Interest in Ohio State football continued to flourish despite the lack of success the past four seasons. Ohio State goes 6-0 entering the Michigan game, which still today is mentioned as one of the most exciting games ever played in Ohio Stadium. The Buckeyes fell 17-16 to the Wolverines in front of a crowd that was originally announced as 90,437. Fans broke down gates to the stadium, allowing thousands inside without tickets. Ohio State finished the season 7-1. Fullback Marty Karow earned All-America honors and later returned to OSU to coach the baseball team for 25 years.
Ohio State slips to 4-4, including a 3-2 record in Ohio Stadium. Tackle Leo Raskowski becomes the fifth two-time All-American in school history.
L.W. St. John announces all stadium debt has been paid, a remarkable achievement considering the facility had been standing for only eight short years. Coach Wilce announces his resignation, to take effect in June, 1929, citing the desire to enter the private practice of medicine. After capturing three Western Conference Championships and producing 14 All-Americans, Wilce left football and did postgraduate research at Harvard and Columbia before becoming the Director of the Ohio State University Student Health Services in 1934.
Sam Willaman, an assistant on Wilce’s staff and a 1913 Ohio State graduate, was named the 13th head coach in the history of Ohio State football. He led the team to a 4-3-1 finish in his first season.

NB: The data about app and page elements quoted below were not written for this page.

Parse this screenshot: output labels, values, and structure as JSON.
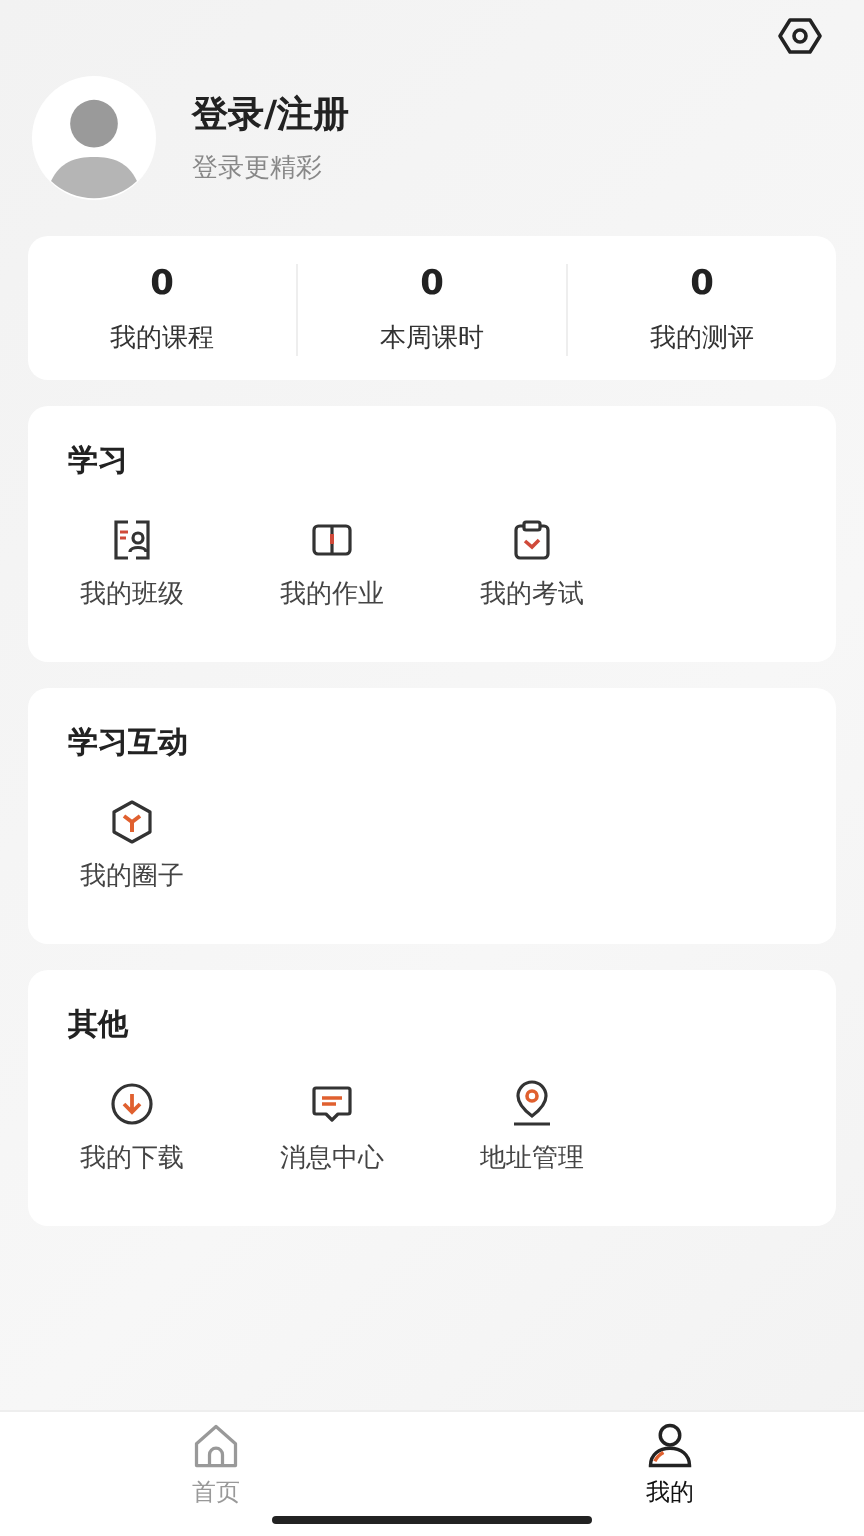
{
  "profile": {
    "name": "登录/注册",
    "subtitle": "登录更精彩"
  },
  "stats": [
    {
      "value": "0",
      "label": "我的课程"
    },
    {
      "value": "0",
      "label": "本周课时"
    },
    {
      "value": "0",
      "label": "我的测评"
    }
  ],
  "sections": [
    {
      "title": "学习",
      "items": [
        {
          "kind": "class",
          "label": "我的班级"
        },
        {
          "kind": "homework",
          "label": "我的作业"
        },
        {
          "kind": "exam",
          "label": "我的考试"
        }
      ]
    },
    {
      "title": "学习互动",
      "items": [
        {
          "kind": "circle",
          "label": "我的圈子"
        }
      ]
    },
    {
      "title": "其他",
      "items": [
        {
          "kind": "download",
          "label": "我的下载"
        },
        {
          "kind": "message",
          "label": "消息中心"
        },
        {
          "kind": "address",
          "label": "地址管理"
        }
      ]
    }
  ],
  "tabs": [
    {
      "kind": "home",
      "label": "首页",
      "selected": false
    },
    {
      "kind": "me",
      "label": "我的",
      "selected": true
    }
  ]
}
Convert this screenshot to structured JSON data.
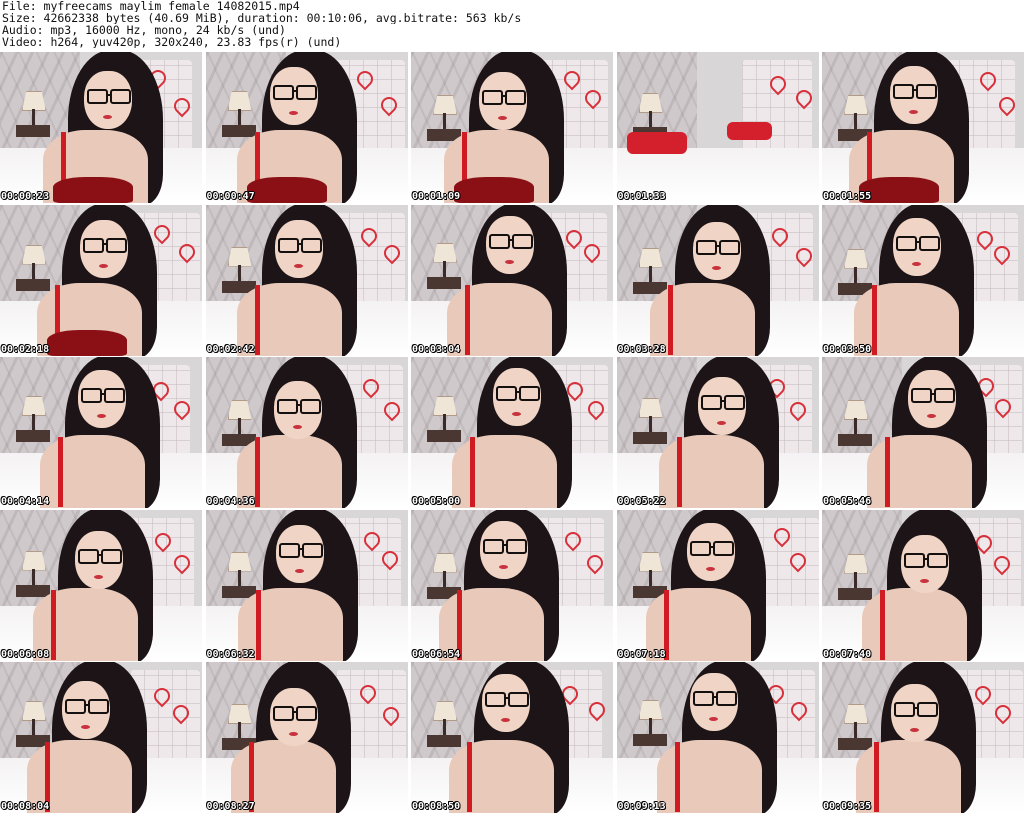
{
  "header": {
    "file": "File: myfreecams_maylim_female_14082015.mp4",
    "size": "Size: 42662338 bytes (40.69 MiB), duration: 00:10:06, avg.bitrate: 563 kb/s",
    "audio": "Audio: mp3, 16000 Hz, mono, 24 kb/s (und)",
    "video": "Video: h264, yuv420p, 320x240, 23.83 fps(r) (und)"
  },
  "thumbnails": [
    {
      "timestamp": "00:00:23"
    },
    {
      "timestamp": "00:00:47"
    },
    {
      "timestamp": "00:01:09"
    },
    {
      "timestamp": "00:01:33"
    },
    {
      "timestamp": "00:01:55"
    },
    {
      "timestamp": "00:02:18"
    },
    {
      "timestamp": "00:02:42"
    },
    {
      "timestamp": "00:03:04"
    },
    {
      "timestamp": "00:03:28"
    },
    {
      "timestamp": "00:03:50"
    },
    {
      "timestamp": "00:04:14"
    },
    {
      "timestamp": "00:04:36"
    },
    {
      "timestamp": "00:05:00"
    },
    {
      "timestamp": "00:05:22"
    },
    {
      "timestamp": "00:05:46"
    },
    {
      "timestamp": "00:06:08"
    },
    {
      "timestamp": "00:06:32"
    },
    {
      "timestamp": "00:06:54"
    },
    {
      "timestamp": "00:07:18"
    },
    {
      "timestamp": "00:07:40"
    },
    {
      "timestamp": "00:08:04"
    },
    {
      "timestamp": "00:08:27"
    },
    {
      "timestamp": "00:08:50"
    },
    {
      "timestamp": "00:09:13"
    },
    {
      "timestamp": "00:09:35"
    }
  ],
  "colors": {
    "background": "#ffffff",
    "header_text": "#111111",
    "timestamp_text": "#ffffff",
    "timestamp_outline": "#000000",
    "accent_red": "#d11b22"
  }
}
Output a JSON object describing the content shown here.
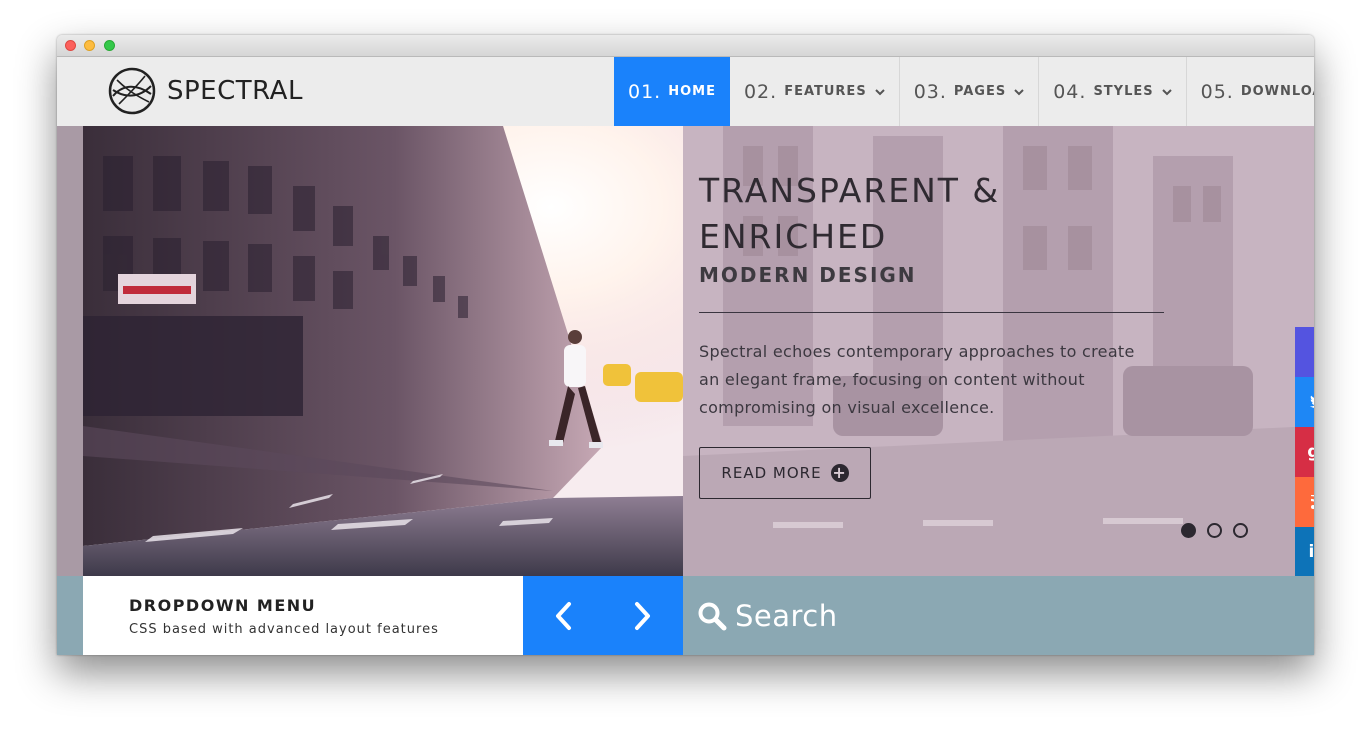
{
  "window": {
    "title": ""
  },
  "brand": {
    "name": "SPECTRAL"
  },
  "nav": {
    "items": [
      {
        "num": "01.",
        "label": "HOME",
        "dropdown": false,
        "active": true
      },
      {
        "num": "02.",
        "label": "FEATURES",
        "dropdown": true,
        "active": false
      },
      {
        "num": "03.",
        "label": "PAGES",
        "dropdown": true,
        "active": false
      },
      {
        "num": "04.",
        "label": "STYLES",
        "dropdown": true,
        "active": false
      },
      {
        "num": "05.",
        "label": "DOWNLOAD",
        "dropdown": false,
        "active": false
      }
    ]
  },
  "hero": {
    "title_line1": "TRANSPARENT &",
    "title_line2": "ENRICHED",
    "subtitle": "MODERN DESIGN",
    "description": "Spectral echoes contemporary approaches to create an elegant frame, focusing on content without compromising on visual excellence.",
    "cta_label": "READ MORE",
    "cta_icon": "plus-circle-icon",
    "slides": 3,
    "active_slide": 1
  },
  "social": [
    {
      "name": "facebook",
      "glyph": "f",
      "color": "#5454e0"
    },
    {
      "name": "twitter",
      "glyph": "t",
      "color": "#1e87f5"
    },
    {
      "name": "google-plus",
      "glyph": "g+",
      "color": "#d62e45"
    },
    {
      "name": "rss",
      "glyph": "rss",
      "color": "#fe6a3c"
    },
    {
      "name": "linkedin",
      "glyph": "in",
      "color": "#0d73b8"
    }
  ],
  "bottom": {
    "info_title": "DROPDOWN MENU",
    "info_subtitle": "CSS based with advanced layout features",
    "search_label": "Search"
  },
  "colors": {
    "accent": "#1a82fb",
    "bottom_bar": "#8ba8b3",
    "header_bg": "#ececec"
  }
}
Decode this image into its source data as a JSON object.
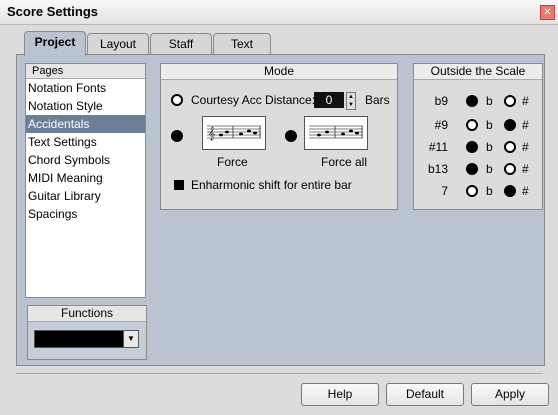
{
  "window": {
    "title": "Score Settings"
  },
  "tabs": [
    {
      "label": "Project",
      "active": true
    },
    {
      "label": "Layout",
      "active": false
    },
    {
      "label": "Staff",
      "active": false
    },
    {
      "label": "Text",
      "active": false
    }
  ],
  "pages": {
    "header": "Pages",
    "items": [
      "Notation Fonts",
      "Notation Style",
      "Accidentals",
      "Text Settings",
      "Chord Symbols",
      "MIDI Meaning",
      "Guitar Library",
      "Spacings"
    ],
    "selected": "Accidentals"
  },
  "functions": {
    "header": "Functions",
    "value": ""
  },
  "mode": {
    "header": "Mode",
    "courtesy_label": "Courtesy Acc Distance:",
    "courtesy_value": "0",
    "bars_label": "Bars",
    "force_label": "Force",
    "force_all_label": "Force all",
    "enharmonic_label": "Enharmonic shift for entire bar"
  },
  "outside_scale": {
    "header": "Outside the Scale",
    "flat_symbol": "b",
    "sharp_symbol": "#",
    "rows": [
      {
        "name": "b9",
        "flat": true
      },
      {
        "name": "#9",
        "flat": false
      },
      {
        "name": "#11",
        "flat": true
      },
      {
        "name": "b13",
        "flat": true
      },
      {
        "name": "7",
        "flat": false
      }
    ]
  },
  "buttons": {
    "help": "Help",
    "default": "Default",
    "apply": "Apply"
  },
  "icons": {
    "close": "close-icon"
  }
}
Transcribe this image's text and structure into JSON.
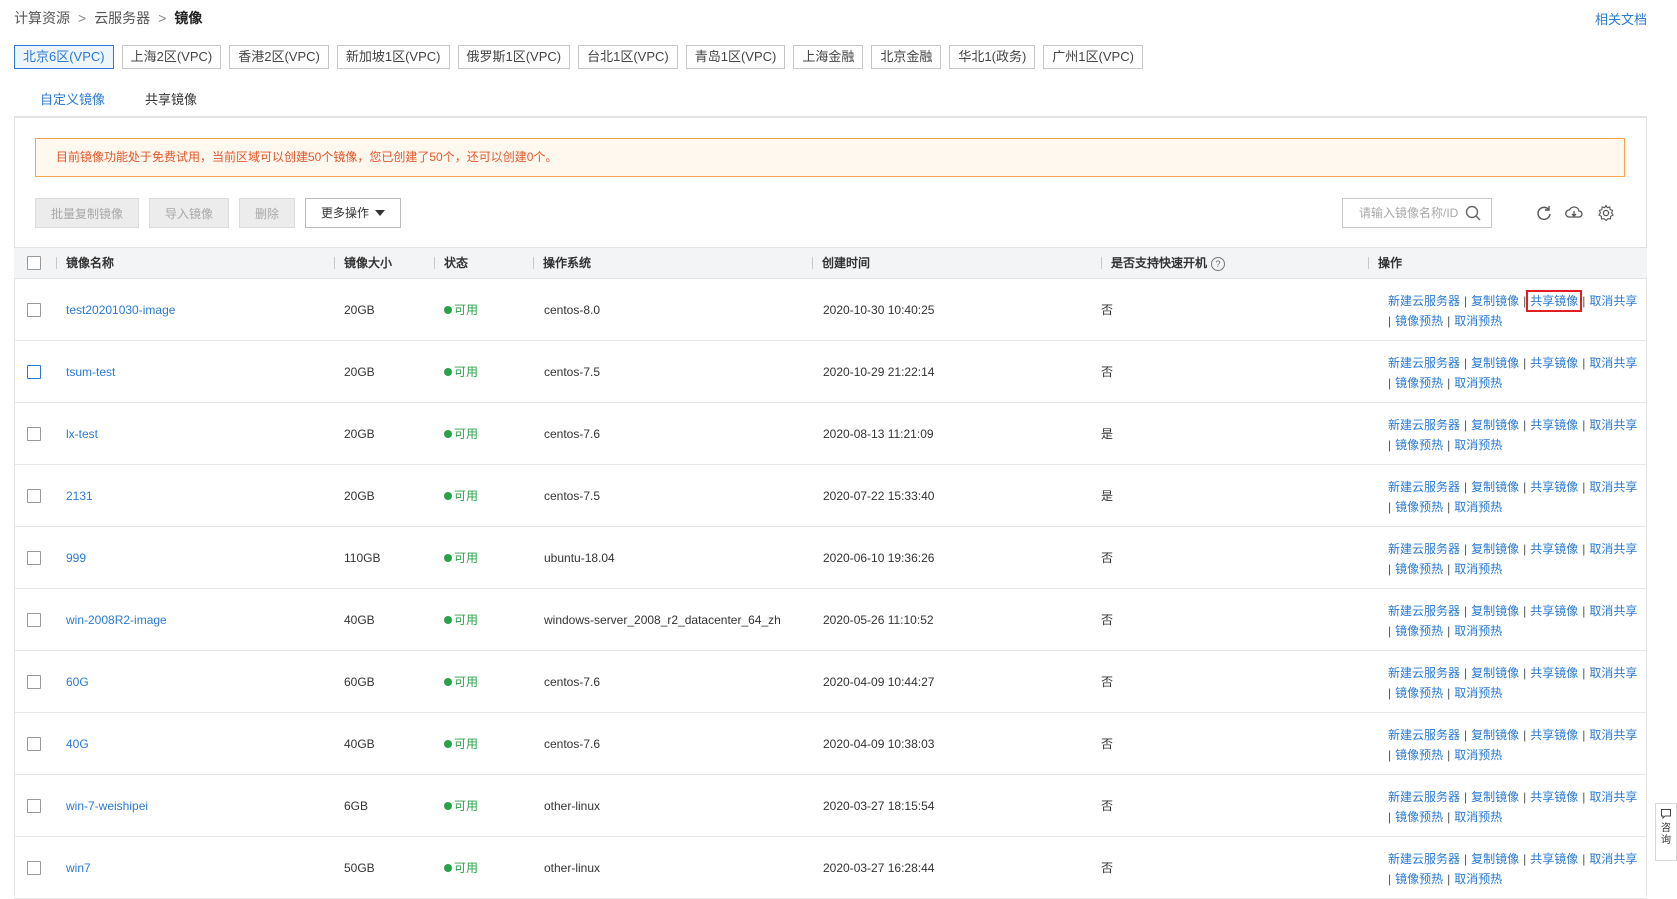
{
  "breadcrumb": {
    "items": [
      "计算资源",
      "云服务器",
      "镜像"
    ],
    "sep": ">"
  },
  "help_link": "相关文档",
  "regions": [
    "北京6区(VPC)",
    "上海2区(VPC)",
    "香港2区(VPC)",
    "新加坡1区(VPC)",
    "俄罗斯1区(VPC)",
    "台北1区(VPC)",
    "青岛1区(VPC)",
    "上海金融",
    "北京金融",
    "华北1(政务)",
    "广州1区(VPC)"
  ],
  "active_region": "北京6区(VPC)",
  "tabs": [
    "自定义镜像",
    "共享镜像"
  ],
  "notice": "目前镜像功能处于免费试用，当前区域可以创建50个镜像，您已创建了50个，还可以创建0个。",
  "toolbar": {
    "batch_copy": "批量复制镜像",
    "import": "导入镜像",
    "delete": "删除",
    "more": "更多操作"
  },
  "search": {
    "placeholder": "请输入镜像名称/ID"
  },
  "icons": {
    "search": "search-icon",
    "refresh": "refresh-icon",
    "download": "cloud-download-icon",
    "settings": "gear-icon",
    "help": "question-icon"
  },
  "columns": {
    "name": "镜像名称",
    "size": "镜像大小",
    "status": "状态",
    "os": "操作系统",
    "created": "创建时间",
    "fast_boot": "是否支持快速开机",
    "actions": "操作"
  },
  "action_labels": {
    "new_server": "新建云服务器",
    "copy": "复制镜像",
    "share": "共享镜像",
    "unshare": "取消共享",
    "preheat": "镜像预热",
    "cancel_preheat": "取消预热",
    "pipe": "|"
  },
  "rows": [
    {
      "name": "test20201030-image",
      "size": "20GB",
      "status": "可用",
      "os": "centos-8.0",
      "created": "2020-10-30 10:40:25",
      "fast_boot": "否"
    },
    {
      "name": "tsum-test",
      "size": "20GB",
      "status": "可用",
      "os": "centos-7.5",
      "created": "2020-10-29 21:22:14",
      "fast_boot": "否"
    },
    {
      "name": "lx-test",
      "size": "20GB",
      "status": "可用",
      "os": "centos-7.6",
      "created": "2020-08-13 11:21:09",
      "fast_boot": "是"
    },
    {
      "name": "2131",
      "size": "20GB",
      "status": "可用",
      "os": "centos-7.5",
      "created": "2020-07-22 15:33:40",
      "fast_boot": "是"
    },
    {
      "name": "999",
      "size": "110GB",
      "status": "可用",
      "os": "ubuntu-18.04",
      "created": "2020-06-10 19:36:26",
      "fast_boot": "否"
    },
    {
      "name": "win-2008R2-image",
      "size": "40GB",
      "status": "可用",
      "os": "windows-server_2008_r2_datacenter_64_zh",
      "created": "2020-05-26 11:10:52",
      "fast_boot": "否"
    },
    {
      "name": "60G",
      "size": "60GB",
      "status": "可用",
      "os": "centos-7.6",
      "created": "2020-04-09 10:44:27",
      "fast_boot": "否"
    },
    {
      "name": "40G",
      "size": "40GB",
      "status": "可用",
      "os": "centos-7.6",
      "created": "2020-04-09 10:38:03",
      "fast_boot": "否"
    },
    {
      "name": "win-7-weishipei",
      "size": "6GB",
      "status": "可用",
      "os": "other-linux",
      "created": "2020-03-27 18:15:54",
      "fast_boot": "否"
    },
    {
      "name": "win7",
      "size": "50GB",
      "status": "可用",
      "os": "other-linux",
      "created": "2020-03-27 16:28:44",
      "fast_boot": "否"
    }
  ],
  "float_service": [
    "咨",
    "询"
  ]
}
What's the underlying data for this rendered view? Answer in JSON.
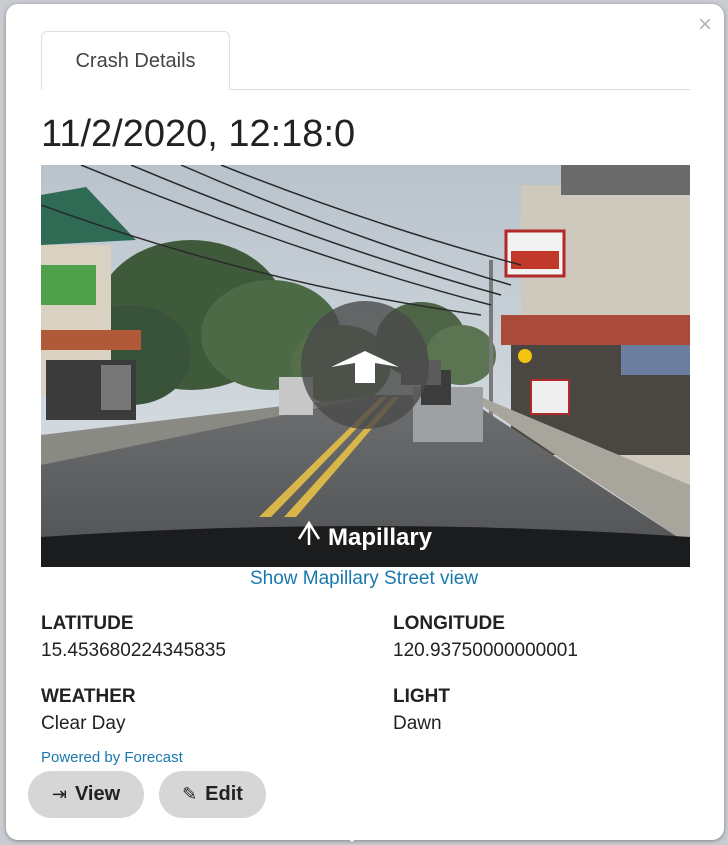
{
  "popup": {
    "close_label": "×",
    "tab_label": "Crash Details",
    "title": "11/2/2020, 12:18:0",
    "photo_watermark": "Mapillary",
    "street_view_link": "Show Mapillary Street view",
    "fields": {
      "latitude_label": "LATITUDE",
      "latitude_value": "15.453680224345835",
      "longitude_label": "LONGITUDE",
      "longitude_value": "120.93750000000001",
      "weather_label": "WEATHER",
      "weather_value": "Clear Day",
      "light_label": "LIGHT",
      "light_value": "Dawn"
    },
    "powered_by": "Powered by Forecast",
    "buttons": {
      "view_label": "View",
      "view_icon": "sign-in-icon",
      "edit_label": "Edit",
      "edit_icon": "pencil-icon"
    },
    "colors": {
      "link": "#1a78b0",
      "button_bg": "#d6d6d6"
    }
  }
}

Wes Fesler becomes only the second three-time All-American in Ohio State history, captaining the Buckeyes and leading them to a 5-2-1 record. He is also the first recorded winner of the team’s Most Valuable Player Award. Fesler, one of the school’s top all-time all-around athletes, earned nine total varsity letters – three each in football, basketball, and baseball.
Picking up where Fesler left off, halfback Lew Hinchman wins the second of what would eventually become three All-America awards.
Ohio State loses only once but ties three times, finishing the season 4-1-3. With a wealth of returning talent, thoughts immediately shift to a promising 1933 season.
Fueled by an incredible defense, Ohio State finishes 7-1, dropping only a 14-0 decision to Michigan. The Buckeyes allow only 26 points the entire season, while scoring 161. Strong team defense becomes a staple of the Willaman era, which ended at the conclusion of the season. Under his guidance, Ohio State recorded 20 shutouts in five seasons and held the opposition to one touchdown on 12 other occasions. Willaman, known as a shy, introverted person, left OSU for Western Reserve where he served as Director of Athletics and head football coach.
Francis Schmidt is named the head football coach at Ohio State, ushering in not only a new era but also a new style of football. With an offensive scheme dubbed “razzle-dazzle” by the press and featuring double and triple reverses, laterals, and passes, Schmidt’s inaugural team scored 267 points – the second most in OSU history at that point. Schmidt’s off-the-field antics were just as colorful as his on-field plays, making him an instant hit with the community. After accepting the coaching position, he was asked how he expected to cope with the OSU nemesis from Ann Arbor. Dressed in his inevitable bow tie, his matter-of-fact answer developed into a clich©: “They put their pants on one leg at a time same as everybody else.” Schmidt’s comment leads to the formation of the “Golden Pants Club,” which awarded miniature gold football pants to all players who had a hand in a victory over the Wolverines. The tradition of an annual Captain’s Breakfast, where all former grid captains are invited to a breakfast and welcome the current team captains, also began.
Ohio State collected its second-consecutive 7-1 season under Schmidt, claiming the school’s first Big Ten title in the 14 years. The Buckeyes capped their year with a 38-0 season-ending win over Michigan. That season finale launched the now famous season-ending rivalry. Since then, Ohio State has ended its regular season schedule with a battle against the Wolverines every year but one (63-of-64 seasons). Also in 1935, Ohio State and Notre Dame play what was hailed as the “greatest college game ever played,” for many years after. The Buckeyes held a 13-0 lead entering the fourth quarter, but Notre Dame scored three times in the final stanza – twice in the last two minutes – for an 18-13 win.
The Ohio State Marching Band performs “Script Ohio” for the first time at the Indiana game. OSU dropped its Big Ten opener to Northwestern, 14-13, but steamrolled through its remaining conference schedule with four shutouts in four games.
Schmidt’s Buckeyes land their third Big Ten second place finish in four years, dropping only a 10-0 decision to Indiana in six league games. OSU continues its mastery of Michigan, however, handing the Wolverines a 21-0 defeat and marking the third-consecutive season the Buckeyes had held UM scoreless. Schmidt’s reputation as an offensive guru lessens as his squad allows only 23 points all season.
Ohio State endures its worst season under Schmidt, going 4-3-2 and tying for sixth place in the Big Ten. The Buckeyes also fall to Michigan for the first time since 1933.